## Problem to work on
Some lines in the entries contain the word "JSON". Copy all of them.

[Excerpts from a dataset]
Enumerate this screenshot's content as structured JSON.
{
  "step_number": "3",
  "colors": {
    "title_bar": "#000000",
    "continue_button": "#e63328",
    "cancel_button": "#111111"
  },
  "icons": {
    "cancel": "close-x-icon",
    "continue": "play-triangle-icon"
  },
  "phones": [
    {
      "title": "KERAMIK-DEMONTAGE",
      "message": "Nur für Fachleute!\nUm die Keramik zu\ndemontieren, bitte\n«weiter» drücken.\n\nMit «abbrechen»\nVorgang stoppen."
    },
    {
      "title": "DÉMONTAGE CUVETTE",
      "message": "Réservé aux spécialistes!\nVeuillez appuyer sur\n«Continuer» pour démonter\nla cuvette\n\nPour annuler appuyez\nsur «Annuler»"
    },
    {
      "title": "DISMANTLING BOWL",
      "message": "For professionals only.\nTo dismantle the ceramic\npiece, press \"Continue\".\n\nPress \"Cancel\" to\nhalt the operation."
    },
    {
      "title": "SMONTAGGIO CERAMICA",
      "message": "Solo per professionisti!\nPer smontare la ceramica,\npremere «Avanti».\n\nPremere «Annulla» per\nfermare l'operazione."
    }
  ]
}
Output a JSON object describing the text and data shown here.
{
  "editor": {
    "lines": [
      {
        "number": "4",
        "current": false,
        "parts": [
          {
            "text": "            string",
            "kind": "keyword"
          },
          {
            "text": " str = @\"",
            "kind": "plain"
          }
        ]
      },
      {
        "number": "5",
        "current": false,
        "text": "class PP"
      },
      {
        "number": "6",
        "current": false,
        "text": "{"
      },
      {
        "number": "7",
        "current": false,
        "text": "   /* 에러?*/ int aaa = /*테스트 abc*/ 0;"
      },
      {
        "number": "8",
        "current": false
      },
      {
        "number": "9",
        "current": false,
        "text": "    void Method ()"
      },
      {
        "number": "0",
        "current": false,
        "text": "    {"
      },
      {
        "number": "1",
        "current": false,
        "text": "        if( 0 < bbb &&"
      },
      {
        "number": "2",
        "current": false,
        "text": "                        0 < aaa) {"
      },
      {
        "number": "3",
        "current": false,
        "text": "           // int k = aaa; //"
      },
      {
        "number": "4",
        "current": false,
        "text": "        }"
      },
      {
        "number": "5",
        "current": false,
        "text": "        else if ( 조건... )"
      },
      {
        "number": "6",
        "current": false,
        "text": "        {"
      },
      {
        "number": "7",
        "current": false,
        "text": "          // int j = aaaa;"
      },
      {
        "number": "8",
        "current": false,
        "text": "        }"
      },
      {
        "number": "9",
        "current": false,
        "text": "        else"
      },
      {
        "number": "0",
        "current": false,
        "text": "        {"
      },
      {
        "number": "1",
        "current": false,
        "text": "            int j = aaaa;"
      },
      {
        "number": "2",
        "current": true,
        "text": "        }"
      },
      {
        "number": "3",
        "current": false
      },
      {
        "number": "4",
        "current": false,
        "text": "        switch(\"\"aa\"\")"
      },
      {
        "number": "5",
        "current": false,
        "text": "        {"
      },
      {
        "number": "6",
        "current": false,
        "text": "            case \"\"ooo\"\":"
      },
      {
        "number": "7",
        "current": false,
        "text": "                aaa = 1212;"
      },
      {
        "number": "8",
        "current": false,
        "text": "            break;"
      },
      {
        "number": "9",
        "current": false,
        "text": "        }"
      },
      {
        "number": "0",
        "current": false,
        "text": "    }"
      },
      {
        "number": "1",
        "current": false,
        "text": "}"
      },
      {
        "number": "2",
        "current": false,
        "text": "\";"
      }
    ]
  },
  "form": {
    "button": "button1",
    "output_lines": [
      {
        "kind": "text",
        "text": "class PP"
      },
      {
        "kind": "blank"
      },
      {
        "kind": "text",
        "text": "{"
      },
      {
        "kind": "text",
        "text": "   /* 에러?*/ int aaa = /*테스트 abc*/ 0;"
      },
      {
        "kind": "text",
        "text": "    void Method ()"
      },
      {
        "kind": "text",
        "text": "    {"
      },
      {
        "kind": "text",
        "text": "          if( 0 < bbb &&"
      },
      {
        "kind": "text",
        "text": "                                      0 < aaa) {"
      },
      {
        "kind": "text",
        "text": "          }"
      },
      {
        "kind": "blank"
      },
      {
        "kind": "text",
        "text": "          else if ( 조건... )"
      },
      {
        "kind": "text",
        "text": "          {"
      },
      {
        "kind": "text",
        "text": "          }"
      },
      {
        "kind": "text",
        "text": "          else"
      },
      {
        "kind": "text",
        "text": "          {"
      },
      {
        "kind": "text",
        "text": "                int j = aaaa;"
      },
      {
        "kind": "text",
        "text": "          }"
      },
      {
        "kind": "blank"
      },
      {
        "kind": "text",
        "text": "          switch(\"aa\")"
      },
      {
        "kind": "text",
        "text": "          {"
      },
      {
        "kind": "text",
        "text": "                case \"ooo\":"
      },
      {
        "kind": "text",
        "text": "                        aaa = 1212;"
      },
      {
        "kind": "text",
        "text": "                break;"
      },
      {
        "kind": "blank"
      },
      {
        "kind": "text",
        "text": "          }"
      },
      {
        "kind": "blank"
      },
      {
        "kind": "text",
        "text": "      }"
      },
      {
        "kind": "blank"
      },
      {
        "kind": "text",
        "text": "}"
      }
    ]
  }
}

## Finished exercise
Enumerate this screenshot's content as structured JSON.
Output a JSON object describing the text and data shown here.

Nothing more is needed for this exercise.